[What is required] Each line of the records that includes "JSON" should be found and copied.

-- Data supplied follows --

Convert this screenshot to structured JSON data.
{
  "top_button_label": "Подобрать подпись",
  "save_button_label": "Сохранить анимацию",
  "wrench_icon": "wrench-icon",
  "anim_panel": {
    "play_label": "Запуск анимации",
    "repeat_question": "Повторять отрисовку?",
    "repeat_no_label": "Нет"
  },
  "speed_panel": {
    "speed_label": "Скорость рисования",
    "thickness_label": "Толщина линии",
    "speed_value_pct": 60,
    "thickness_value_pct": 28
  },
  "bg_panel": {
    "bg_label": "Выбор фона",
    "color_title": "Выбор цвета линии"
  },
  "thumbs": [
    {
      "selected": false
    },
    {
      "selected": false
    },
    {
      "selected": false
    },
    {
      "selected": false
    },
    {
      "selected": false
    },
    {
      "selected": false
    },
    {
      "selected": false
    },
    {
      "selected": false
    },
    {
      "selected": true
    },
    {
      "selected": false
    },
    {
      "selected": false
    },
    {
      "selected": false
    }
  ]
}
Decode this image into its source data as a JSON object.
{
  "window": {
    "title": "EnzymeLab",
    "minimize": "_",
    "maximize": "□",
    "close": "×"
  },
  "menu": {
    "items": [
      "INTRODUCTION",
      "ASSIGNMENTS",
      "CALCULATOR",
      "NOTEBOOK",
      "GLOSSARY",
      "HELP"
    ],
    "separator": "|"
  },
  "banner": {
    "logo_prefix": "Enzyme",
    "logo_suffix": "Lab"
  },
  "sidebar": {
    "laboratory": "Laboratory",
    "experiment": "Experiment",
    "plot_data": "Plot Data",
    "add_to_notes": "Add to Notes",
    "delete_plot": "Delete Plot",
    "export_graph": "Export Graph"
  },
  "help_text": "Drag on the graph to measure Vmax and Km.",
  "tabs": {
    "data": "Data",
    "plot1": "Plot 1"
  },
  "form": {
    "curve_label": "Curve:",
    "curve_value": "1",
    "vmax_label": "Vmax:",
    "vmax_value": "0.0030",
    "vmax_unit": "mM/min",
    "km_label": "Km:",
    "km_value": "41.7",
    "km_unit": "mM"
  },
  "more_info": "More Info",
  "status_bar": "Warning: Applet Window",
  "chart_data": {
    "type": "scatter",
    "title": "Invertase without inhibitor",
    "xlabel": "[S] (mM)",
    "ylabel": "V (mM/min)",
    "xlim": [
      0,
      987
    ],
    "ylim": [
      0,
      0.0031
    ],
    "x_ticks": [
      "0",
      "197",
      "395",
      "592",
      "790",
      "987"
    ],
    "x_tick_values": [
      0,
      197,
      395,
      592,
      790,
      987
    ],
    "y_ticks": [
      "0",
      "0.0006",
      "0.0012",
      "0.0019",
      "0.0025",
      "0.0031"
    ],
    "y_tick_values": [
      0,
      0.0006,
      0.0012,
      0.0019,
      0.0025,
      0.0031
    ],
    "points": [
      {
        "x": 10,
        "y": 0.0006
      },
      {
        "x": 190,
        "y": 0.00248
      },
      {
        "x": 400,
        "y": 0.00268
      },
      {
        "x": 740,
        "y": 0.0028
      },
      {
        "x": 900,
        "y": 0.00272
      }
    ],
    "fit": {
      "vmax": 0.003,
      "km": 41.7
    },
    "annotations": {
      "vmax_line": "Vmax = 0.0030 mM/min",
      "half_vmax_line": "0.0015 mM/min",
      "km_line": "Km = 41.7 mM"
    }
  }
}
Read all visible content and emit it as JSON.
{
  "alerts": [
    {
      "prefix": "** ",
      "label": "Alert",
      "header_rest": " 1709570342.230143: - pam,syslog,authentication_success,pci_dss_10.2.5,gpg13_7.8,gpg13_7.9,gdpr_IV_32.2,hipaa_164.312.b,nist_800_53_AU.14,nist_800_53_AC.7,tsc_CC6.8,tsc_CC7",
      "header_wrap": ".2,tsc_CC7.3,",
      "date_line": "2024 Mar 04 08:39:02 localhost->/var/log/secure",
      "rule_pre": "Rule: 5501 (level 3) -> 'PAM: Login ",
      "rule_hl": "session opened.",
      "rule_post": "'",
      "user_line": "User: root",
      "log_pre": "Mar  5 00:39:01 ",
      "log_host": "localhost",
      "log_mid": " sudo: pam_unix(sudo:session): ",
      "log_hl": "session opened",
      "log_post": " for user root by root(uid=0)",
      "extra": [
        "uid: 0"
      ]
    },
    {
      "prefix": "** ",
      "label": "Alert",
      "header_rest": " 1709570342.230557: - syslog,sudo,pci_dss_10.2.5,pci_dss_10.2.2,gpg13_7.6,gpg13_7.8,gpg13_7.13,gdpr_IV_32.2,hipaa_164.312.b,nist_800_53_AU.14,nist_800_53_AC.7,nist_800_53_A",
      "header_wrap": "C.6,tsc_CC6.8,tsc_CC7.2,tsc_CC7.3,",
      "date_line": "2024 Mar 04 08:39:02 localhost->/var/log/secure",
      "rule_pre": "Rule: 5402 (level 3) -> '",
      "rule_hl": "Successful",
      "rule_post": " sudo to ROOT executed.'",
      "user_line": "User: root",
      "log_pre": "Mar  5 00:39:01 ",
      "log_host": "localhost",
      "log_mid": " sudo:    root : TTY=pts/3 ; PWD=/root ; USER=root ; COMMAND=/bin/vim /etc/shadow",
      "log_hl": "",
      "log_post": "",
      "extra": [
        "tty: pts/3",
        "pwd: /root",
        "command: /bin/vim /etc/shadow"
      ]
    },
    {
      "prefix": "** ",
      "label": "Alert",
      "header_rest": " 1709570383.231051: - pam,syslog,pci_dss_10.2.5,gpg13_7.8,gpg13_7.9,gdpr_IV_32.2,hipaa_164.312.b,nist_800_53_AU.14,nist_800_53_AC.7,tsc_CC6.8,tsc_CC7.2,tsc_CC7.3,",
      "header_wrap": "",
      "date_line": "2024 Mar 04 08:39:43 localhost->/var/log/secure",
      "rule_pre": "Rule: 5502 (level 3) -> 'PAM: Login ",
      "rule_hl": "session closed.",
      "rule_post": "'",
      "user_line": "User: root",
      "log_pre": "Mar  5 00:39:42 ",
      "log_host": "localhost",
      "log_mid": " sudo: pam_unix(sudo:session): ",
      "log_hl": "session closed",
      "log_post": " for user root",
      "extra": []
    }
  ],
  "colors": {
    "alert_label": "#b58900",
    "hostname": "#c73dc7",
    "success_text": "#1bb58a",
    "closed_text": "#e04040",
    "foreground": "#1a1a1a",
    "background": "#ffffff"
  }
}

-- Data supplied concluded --
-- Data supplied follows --

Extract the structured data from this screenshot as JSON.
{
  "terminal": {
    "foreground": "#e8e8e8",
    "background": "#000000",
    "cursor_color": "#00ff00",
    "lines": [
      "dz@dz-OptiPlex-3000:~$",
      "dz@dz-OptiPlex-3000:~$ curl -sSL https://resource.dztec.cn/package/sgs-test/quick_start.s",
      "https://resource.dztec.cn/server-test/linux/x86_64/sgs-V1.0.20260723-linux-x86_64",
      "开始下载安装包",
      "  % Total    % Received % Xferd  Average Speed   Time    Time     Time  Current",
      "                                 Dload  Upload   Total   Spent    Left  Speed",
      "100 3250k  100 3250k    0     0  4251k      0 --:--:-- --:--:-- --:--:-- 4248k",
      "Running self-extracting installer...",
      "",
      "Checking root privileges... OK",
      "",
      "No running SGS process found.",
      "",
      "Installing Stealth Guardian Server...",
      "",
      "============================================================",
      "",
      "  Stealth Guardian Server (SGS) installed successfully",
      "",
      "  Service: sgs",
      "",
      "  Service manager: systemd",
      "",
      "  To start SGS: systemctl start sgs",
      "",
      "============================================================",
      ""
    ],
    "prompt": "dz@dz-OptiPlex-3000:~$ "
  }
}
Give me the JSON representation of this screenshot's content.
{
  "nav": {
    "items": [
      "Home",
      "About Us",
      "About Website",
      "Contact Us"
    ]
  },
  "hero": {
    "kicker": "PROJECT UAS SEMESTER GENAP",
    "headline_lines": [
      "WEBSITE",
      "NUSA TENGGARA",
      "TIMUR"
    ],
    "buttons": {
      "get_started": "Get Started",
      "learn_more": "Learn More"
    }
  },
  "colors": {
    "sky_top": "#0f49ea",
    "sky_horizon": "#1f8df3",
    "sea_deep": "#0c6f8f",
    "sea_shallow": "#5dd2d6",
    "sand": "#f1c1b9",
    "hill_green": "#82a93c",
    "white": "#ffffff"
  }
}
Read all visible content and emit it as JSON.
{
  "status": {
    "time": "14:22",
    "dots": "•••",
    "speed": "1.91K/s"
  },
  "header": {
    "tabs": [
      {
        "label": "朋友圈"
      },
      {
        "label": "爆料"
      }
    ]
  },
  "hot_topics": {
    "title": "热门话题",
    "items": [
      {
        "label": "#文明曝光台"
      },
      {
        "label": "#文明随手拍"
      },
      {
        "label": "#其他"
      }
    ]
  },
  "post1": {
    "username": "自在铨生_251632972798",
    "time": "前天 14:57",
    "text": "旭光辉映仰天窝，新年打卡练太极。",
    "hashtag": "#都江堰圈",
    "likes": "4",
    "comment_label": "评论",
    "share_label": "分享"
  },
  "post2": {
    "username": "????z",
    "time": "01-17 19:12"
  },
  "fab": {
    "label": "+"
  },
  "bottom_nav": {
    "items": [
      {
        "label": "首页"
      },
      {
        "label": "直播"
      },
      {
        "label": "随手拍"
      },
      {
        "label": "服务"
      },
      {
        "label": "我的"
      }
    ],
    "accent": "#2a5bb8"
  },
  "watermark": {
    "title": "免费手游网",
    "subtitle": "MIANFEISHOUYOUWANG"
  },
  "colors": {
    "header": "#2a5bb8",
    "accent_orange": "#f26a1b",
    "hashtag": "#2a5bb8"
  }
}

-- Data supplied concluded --
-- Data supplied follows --

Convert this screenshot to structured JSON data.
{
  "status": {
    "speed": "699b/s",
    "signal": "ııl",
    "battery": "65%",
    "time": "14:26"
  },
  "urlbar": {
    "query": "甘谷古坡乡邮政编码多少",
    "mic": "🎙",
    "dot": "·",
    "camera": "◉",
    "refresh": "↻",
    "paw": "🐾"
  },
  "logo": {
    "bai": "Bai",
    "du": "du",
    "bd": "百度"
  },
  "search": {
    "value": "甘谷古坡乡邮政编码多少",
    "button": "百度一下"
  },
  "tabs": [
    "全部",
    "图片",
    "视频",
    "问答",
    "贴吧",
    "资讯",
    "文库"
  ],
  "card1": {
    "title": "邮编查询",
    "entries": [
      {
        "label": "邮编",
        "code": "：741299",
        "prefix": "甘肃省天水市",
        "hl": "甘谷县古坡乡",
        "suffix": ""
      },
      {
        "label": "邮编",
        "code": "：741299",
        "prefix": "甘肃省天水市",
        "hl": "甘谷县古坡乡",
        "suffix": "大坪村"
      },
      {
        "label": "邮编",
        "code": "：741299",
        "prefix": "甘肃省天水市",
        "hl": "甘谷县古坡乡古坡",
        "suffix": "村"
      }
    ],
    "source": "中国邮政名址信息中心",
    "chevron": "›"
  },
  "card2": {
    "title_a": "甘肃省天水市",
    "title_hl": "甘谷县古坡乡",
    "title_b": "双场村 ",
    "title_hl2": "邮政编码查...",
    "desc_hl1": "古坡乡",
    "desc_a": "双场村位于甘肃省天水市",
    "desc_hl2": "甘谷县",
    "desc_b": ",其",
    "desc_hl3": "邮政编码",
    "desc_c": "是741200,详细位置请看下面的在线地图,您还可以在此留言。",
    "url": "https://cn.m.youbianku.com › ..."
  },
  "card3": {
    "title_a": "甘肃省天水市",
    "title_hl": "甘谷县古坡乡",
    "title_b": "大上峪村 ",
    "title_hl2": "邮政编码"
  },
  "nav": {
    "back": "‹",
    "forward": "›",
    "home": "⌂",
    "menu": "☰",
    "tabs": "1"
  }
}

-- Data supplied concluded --

[Output]
Convert this screenshot to structured JSON data.
Decode this image into its source data as a JSON object.
Read all visible content and emit it as JSON.
Extract the structured data from this screenshot as JSON.
Give me the JSON representation of this screenshot's content.
Read all visible content and emit it as JSON.
Convert this screenshot to structured JSON data.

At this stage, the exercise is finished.